April is National Records and Info Management Month, which is a mouthful and sounds a bit tedious and boring. But it's an ideal time for seniors to ensure they have easy access to some of the paperwork that can make things easier in emergency situations or throughout daily life.
If you haven't given a look through your file cabinet or records drawer in a while, spring is the perfect season for this job. Handle the task during early spring, when some days are still too brisk for outdoor activity, and you can get your paperwork in order without feeling bad about missing time outdoors. And even if you don't have a penchant for organization or want to give your files a good dust off, it's a good idea to at least check that you have these important documents on hand.
Birth certificates are the passport you need to many benefits, making them fairly valuable pieces of paper for individuals of any age. But since that's all they are — pieces of paper — it's easy for them to go missing or be damaged. Seniors who don't currently have a copy of their birth certificate can typically remedy this issue fairly easily.
Birth certificates are considered a vital record, which means they are housed and handled by vital records offices in each state. Your birth certificate will be housed by the office in the state where you were born.
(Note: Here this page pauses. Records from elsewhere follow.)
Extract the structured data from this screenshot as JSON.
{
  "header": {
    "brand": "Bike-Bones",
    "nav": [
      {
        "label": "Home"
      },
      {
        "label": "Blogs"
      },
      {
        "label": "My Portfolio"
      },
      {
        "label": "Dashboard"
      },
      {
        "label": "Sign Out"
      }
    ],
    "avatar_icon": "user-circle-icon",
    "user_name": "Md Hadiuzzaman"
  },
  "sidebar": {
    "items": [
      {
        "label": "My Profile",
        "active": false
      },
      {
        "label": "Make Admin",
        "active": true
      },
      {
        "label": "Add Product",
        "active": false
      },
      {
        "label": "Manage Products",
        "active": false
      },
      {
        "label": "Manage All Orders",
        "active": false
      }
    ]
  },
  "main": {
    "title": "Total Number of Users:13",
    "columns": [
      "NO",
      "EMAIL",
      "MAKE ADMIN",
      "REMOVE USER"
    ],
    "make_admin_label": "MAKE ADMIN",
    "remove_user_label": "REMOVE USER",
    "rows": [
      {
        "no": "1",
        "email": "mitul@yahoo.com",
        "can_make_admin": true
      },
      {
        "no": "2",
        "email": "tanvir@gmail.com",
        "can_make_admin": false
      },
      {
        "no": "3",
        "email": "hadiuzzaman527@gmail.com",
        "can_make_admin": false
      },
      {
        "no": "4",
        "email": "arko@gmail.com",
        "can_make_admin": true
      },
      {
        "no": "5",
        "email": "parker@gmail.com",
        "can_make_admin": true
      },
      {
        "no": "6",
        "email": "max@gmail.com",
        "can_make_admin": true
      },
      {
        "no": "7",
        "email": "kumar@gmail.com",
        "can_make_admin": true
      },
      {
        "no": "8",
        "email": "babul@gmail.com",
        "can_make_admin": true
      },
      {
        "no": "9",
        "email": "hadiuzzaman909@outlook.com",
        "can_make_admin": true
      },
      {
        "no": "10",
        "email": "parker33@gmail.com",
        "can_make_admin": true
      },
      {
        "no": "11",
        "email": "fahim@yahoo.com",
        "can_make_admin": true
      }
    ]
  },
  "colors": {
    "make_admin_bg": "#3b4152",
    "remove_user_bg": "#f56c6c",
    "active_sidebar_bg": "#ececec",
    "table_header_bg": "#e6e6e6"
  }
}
You can find a list of links to these offices from the Centers for Disease Control and Prevention.
Each office has its own requirements for how records retrieval is handled, but you'll likely have to prove your identity and pay a small fee for a copy of your birth certificate. Because expedited delivery costs more, it's a good idea to replace any lost vital records when it's not an emergency.
Veterans should keep their military records on hand, particularly their DD214, which displays official discharge status. Because many veteran benefits require either honorable discharge or discharge other than dishonorable, this document is required by many provides to prove you are eligible for veteran benefits.
Seniors can request their military records online, via mail or in person at a National Personnel Records Center.
Documents related to your estate can include your will, trusts and powers of attorney. These aren't necessarily documents you need to keep on hand in your own personal files, but you do want to ensure copies are housed with your lawyer (if you used one) and one or more trusted friends or family members.
Your Medicare or other health care insurance cards will be required by most providers when you seek medical services. Keep these in your wallet or purse, and double check every so often that they are in the right place. It's much less of a hassle to discover you lost your Medicare card when you aren't at the doctor's office for a new patient appointment.
You can request a replacement Medicare card if yours is lost, destroyed or stolen. Meanwhile, it's a good idea to make a copy of your card (front and back) when you do have it and store it in a safe location. You can use the copy as proof of insurance at many providers while you wait for a new card to arrive.
Finally, if you have a health care directive — a legal documenting detailing your wishes for certain types of medical treatment — you'll want to keep a copy of that on hand and provide a copy to close family members and trusted medical providers. You may also ask the staff at The Gardens at Barry Road assisted living community if they can keep a copy on file. This document helps ensure your wishes for end-of-life care are followed, even if you're unable to communicate them.
Posted on Mon, April 1, 2019
by Shawn Deane